This time it's set in 2011 and 1911 (though mostly the latter) and tells the tale of a journalist investigating a body found on a WW1 battlefield, and its links to a strange set of events in an English country vicarage before the war. Leaning heavily on the true story of the Cottingley fairies fraud, it relies on the gradual build-up of atmosphere in an isolated house during a long, hot summer, as a new maid recovers from her imprisonment as a suffragette, and a sexually repressed young couple come under the spell of a guest with a dangerous obsession. Murder ensues, but not until page 324, which makes for a bit of a dull and repetitive read.
Unfortunately, as so often happens in these books set in past and present, the modern sections are a bit risible - beautiful young journalist escaping from unhappy relationship meets troubled yet handsome young man in the course of her inquiries ... we can all guess the rest. And if she'd been a better journalist and started her investigation in the archives of the local paper (it finally occurs to her to go to the library, but not until page 311), then this would have been a very short book!
There are sections describing the role of the more working-class suffragettes, and how the Cottingley fairies photographs could have been taken, which are very well done. If only the author had ditched the Mills & Boon modern sections and written a Sarah Waters-type story set in 1911 about the two most interesting characters, vicar's wife Harriet and her maid Cat, it would have made for a much more effective book.
But perhaps that's just me: this isn't at all bad, just something I'd prefer to borrow from the library rather than buy and keep on the shelf to read again.
on 29 April 2011
Katherine Webb is an exceptionally talented author. Her dialogue is believable yet exciting, her scenes drawn with beautiful clarity and precise detail, and her characters are fresh and intriguing. The Unseen is mainly set in the stifling summer of 1911, and follows the private lives, the lies and deception of a group of characters who live in a Berkshire rectory. These scenes are interspersed with the tale of a modern-day journalist who is trying to uncover the mystery of a murdered soldier.
Various issues are entwined in the main narrative - feminism, spirituality, romance and friendship, but they never seem to interfere with the central story and the author has found the perfect balance between historical accuracy and dramatic tension.

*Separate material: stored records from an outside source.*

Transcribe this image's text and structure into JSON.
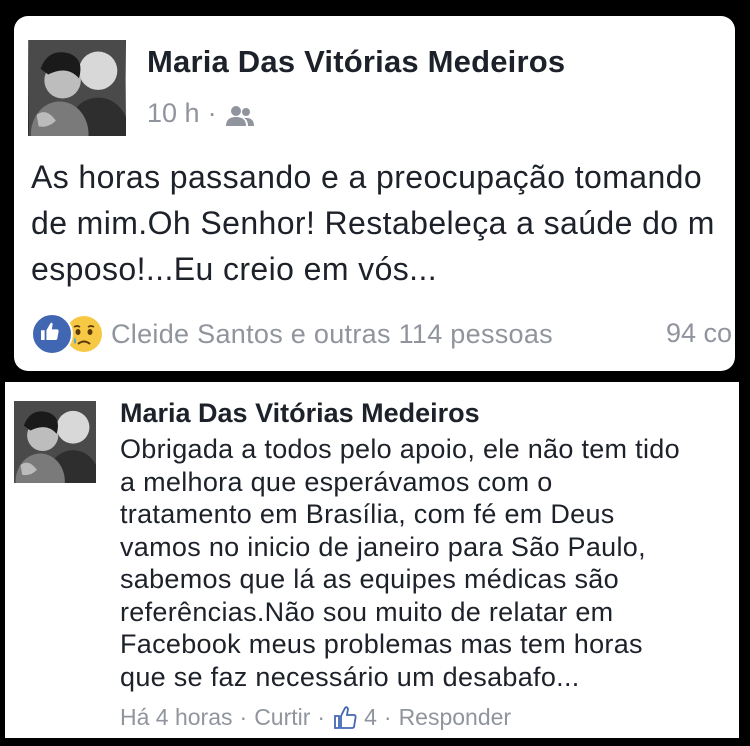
{
  "post": {
    "author": "Maria Das Vitórias Medeiros",
    "time": "10 h",
    "separator": "·",
    "audience_icon": "friends-icon",
    "body_lines": [
      "As horas passando e a preocupação tomando",
      "de mim.Oh Senhor! Restabeleça a saúde do m",
      "esposo!...Eu creio em  vós..."
    ],
    "reactions": {
      "icons": [
        "like-icon",
        "sad-icon"
      ],
      "text": "Cleide Santos e outras 114 pessoas"
    },
    "comments_count": "94 co"
  },
  "comment": {
    "author": "Maria Das Vitórias Medeiros",
    "body_lines": [
      "Obrigada a todos pelo apoio, ele não tem tido",
      "a melhora que esperávamos  com o",
      "tratamento em Brasília, com fé em Deus",
      "vamos no inicio de janeiro para São Paulo,",
      "sabemos que lá as equipes médicas são",
      "referências.Não sou muito de relatar em",
      "Facebook meus problemas mas tem horas",
      "que se faz necessário um desabafo..."
    ],
    "actions": {
      "time": "Há 4 horas",
      "separator": "·",
      "like": "Curtir",
      "like_count": "4",
      "reply": "Responder"
    }
  },
  "colors": {
    "like_blue": "#4267b2",
    "meta_gray": "#90949c",
    "text": "#1d2129"
  }
}
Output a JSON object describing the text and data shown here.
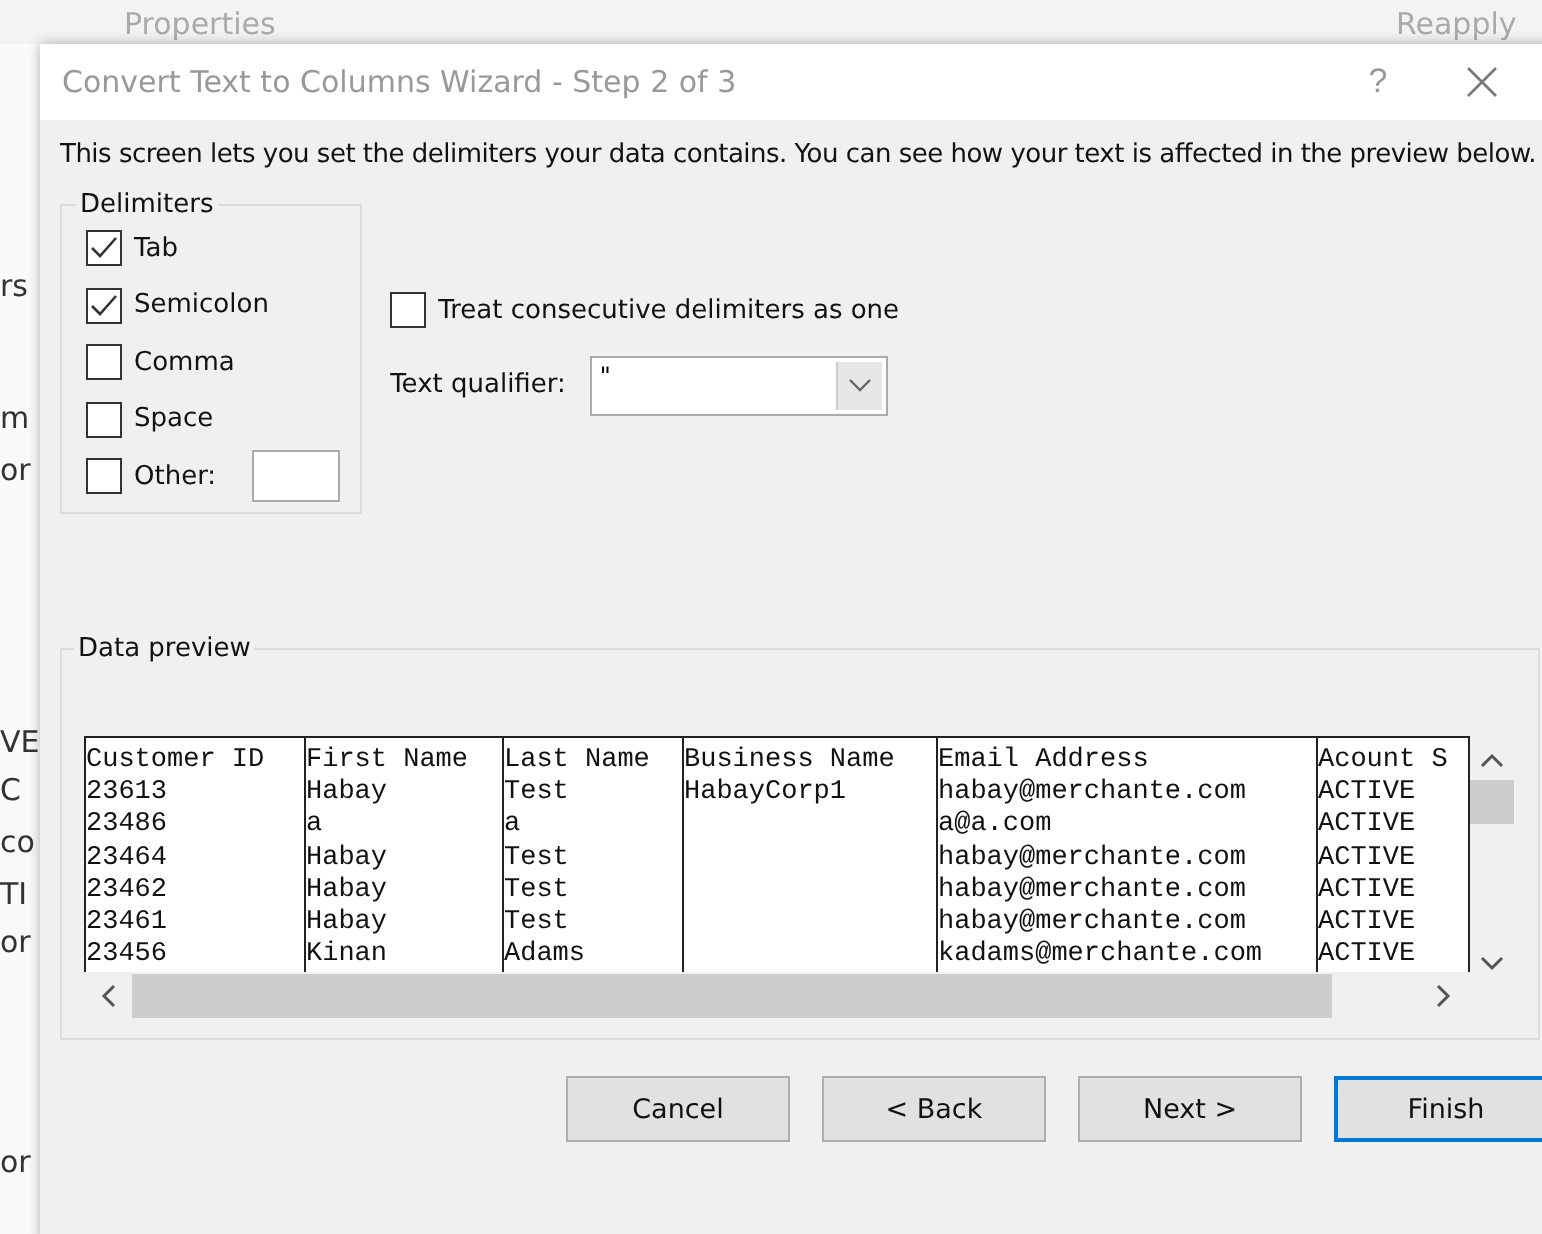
{
  "background": {
    "ribbon_items": [
      "Properties",
      "Reapply"
    ],
    "sheet_cells": [
      "rs",
      "m",
      "or",
      "VE",
      "C",
      "co",
      "TI",
      "or",
      "or"
    ]
  },
  "window": {
    "title": "Convert Text to Columns Wizard - Step 2 of 3",
    "help": "?"
  },
  "description": "This screen lets you set the delimiters your data contains.  You can see how your text is affected in the preview below.",
  "delimiters": {
    "title": "Delimiters",
    "items": [
      {
        "label": "Tab",
        "checked": true
      },
      {
        "label": "Semicolon",
        "checked": true
      },
      {
        "label": "Comma",
        "checked": false
      },
      {
        "label": "Space",
        "checked": false
      },
      {
        "label": "Other:",
        "checked": false,
        "kind": "other"
      }
    ]
  },
  "consecutive": {
    "label": "Treat consecutive delimiters as one",
    "checked": false
  },
  "text_qualifier": {
    "label": "Text qualifier:",
    "value": "\""
  },
  "preview": {
    "title": "Data preview",
    "columns": [
      [
        "Customer ID",
        "23613",
        "23486",
        "23464",
        "23462",
        "23461",
        "23456"
      ],
      [
        "First Name",
        "Habay",
        "a",
        "Habay",
        "Habay",
        "Habay",
        "Kinan"
      ],
      [
        "Last Name",
        "Test",
        "a",
        "Test",
        "Test",
        "Test",
        "Adams"
      ],
      [
        "Business Name",
        "HabayCorp1"
      ],
      [
        "Email Address",
        "habay@merchante.com",
        "a@a.com",
        "habay@merchante.com",
        "habay@merchante.com",
        "habay@merchante.com",
        "kadams@merchante.com"
      ],
      [
        "Acount S",
        "ACTIVE",
        "ACTIVE",
        "ACTIVE",
        "ACTIVE",
        "ACTIVE",
        "ACTIVE"
      ]
    ]
  },
  "buttons": [
    {
      "label": "Cancel",
      "default": false
    },
    {
      "label": "< Back",
      "default": false
    },
    {
      "label": "Next >",
      "default": false
    },
    {
      "label": "Finish",
      "default": true
    }
  ]
}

I raced through this book - and even found myself going to bed early just so I could spend more time reading it. The Unseen really is a cracking read and comes very highly recommended!